We all know that fears and misperceptions linger on both sides of the Pacific. Some in our country see China’s progress as a threat to the United States; some in China worry that America seeks to constrain China’s growth. We reject both those views. The fact is that a thriving America is good for China and a thriving China is good for America. We both have much more to gain from cooperation than from conflict. But you cannot build a relationship on aspirations alone. It is up to both of us to more consistently translate positive words into effective cooperation — and, crucially, to meet our respective global responsibilities and obligations. These are the things that will determine whether our relationship delivers on its potential in the years to come. We also have to be honest about our differences. We will address them firmly and decisively as we pursue the urgent work we have to do together. And we have to avoid unrealistic expectations.
The Mongols won decisive victories at Sanfengshan (9 February 1232), Yangyi (24 February 1232), and T’iehling (1 March 1232). Subutai was able to maneuver along the Jin lines of retreat and destroyed their entire army.
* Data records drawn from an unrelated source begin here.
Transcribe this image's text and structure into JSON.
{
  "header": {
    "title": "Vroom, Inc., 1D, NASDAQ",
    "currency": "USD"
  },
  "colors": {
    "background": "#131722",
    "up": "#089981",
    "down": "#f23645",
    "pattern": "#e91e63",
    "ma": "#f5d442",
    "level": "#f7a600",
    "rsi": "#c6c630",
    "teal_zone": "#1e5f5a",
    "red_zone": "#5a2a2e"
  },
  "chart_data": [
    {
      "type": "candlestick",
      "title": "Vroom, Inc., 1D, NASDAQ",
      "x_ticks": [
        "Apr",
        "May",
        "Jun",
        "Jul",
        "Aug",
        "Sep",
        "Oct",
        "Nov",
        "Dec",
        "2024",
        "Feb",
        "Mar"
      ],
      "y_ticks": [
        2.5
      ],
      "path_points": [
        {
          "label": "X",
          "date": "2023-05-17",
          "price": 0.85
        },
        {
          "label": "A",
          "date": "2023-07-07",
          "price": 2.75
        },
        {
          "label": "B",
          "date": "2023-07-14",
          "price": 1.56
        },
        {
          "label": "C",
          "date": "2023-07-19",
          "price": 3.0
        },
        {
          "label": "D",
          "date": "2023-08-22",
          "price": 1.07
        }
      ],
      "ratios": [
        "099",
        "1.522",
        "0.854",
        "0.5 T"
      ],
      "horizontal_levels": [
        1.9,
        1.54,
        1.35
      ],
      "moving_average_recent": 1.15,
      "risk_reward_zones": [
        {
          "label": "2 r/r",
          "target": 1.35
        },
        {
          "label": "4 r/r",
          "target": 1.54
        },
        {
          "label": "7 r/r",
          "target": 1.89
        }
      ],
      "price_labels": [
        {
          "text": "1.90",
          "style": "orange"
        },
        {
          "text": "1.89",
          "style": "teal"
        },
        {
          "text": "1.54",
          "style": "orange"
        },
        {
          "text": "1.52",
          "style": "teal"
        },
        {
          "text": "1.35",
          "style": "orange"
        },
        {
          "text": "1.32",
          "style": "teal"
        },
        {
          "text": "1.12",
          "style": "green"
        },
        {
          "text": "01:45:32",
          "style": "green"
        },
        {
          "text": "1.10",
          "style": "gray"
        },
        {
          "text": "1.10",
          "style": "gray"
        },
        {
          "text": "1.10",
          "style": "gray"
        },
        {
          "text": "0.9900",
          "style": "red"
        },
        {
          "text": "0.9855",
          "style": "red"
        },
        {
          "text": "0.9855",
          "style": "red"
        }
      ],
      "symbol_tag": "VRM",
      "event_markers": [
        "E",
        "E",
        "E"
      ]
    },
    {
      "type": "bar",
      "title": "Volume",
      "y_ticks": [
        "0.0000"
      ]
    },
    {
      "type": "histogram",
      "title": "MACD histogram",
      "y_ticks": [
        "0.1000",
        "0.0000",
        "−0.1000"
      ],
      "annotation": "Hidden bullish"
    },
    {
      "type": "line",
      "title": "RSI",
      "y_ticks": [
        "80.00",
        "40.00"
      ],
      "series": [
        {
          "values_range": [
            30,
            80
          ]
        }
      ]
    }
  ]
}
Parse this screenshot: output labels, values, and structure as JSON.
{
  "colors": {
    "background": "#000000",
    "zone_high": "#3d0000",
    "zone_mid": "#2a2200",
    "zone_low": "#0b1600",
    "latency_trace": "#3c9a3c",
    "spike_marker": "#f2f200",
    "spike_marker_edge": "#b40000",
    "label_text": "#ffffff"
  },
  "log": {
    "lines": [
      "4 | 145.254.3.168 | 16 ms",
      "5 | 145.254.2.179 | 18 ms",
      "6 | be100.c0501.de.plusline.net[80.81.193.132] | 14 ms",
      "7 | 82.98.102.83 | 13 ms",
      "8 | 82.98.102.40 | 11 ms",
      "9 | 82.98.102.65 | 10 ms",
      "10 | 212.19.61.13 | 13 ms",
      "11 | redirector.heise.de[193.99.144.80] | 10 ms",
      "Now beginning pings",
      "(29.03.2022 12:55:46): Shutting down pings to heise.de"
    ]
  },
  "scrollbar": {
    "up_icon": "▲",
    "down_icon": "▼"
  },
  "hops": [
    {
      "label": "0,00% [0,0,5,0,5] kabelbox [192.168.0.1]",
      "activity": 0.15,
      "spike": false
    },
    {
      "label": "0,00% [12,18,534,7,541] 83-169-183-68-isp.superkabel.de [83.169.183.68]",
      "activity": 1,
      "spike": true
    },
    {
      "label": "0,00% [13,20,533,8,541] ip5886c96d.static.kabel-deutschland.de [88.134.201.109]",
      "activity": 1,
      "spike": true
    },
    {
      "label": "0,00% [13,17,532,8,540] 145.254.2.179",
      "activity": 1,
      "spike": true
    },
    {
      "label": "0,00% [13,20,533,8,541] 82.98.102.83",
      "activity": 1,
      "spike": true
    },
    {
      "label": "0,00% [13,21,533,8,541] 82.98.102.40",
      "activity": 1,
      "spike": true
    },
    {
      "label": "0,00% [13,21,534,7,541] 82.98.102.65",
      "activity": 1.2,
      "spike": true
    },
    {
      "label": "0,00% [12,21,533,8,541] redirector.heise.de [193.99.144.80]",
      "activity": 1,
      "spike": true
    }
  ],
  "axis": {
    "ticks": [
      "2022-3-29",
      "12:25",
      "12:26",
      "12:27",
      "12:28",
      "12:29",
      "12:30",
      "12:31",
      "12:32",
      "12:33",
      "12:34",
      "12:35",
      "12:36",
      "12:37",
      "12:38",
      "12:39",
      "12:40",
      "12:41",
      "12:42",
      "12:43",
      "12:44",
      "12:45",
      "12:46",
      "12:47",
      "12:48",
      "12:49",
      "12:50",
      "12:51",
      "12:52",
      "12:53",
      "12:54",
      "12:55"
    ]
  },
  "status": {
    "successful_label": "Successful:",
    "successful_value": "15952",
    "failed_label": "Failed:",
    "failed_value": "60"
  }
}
After the battle, the top Jin general Wan-Yen Yi was captured: his last wish was to meet with Subutai to pay his respects to the legendary general.  Ögedei and the main Mongol army returned to Mongolia, leaving Subutai with a small force to complete the conquest of Henan . The heavily fortified city of Kaifeng was besieged for a year and fell in early 1233. Though the Jin were completely defeated, the Mongol besieging force ran very short on food. To solve this problem, Subutai made an alliance with Song to get help to complete the job in mid-1233. With Song help, the last Jin stronghold of Caizhou fell in 1234. But it did not take the Song long to fall out with the Mongols. Two Song armies seized Kaifeng and Luoyang during the summer of 1234. The Mongols returned, destroyed the Song armies, and retook the cities.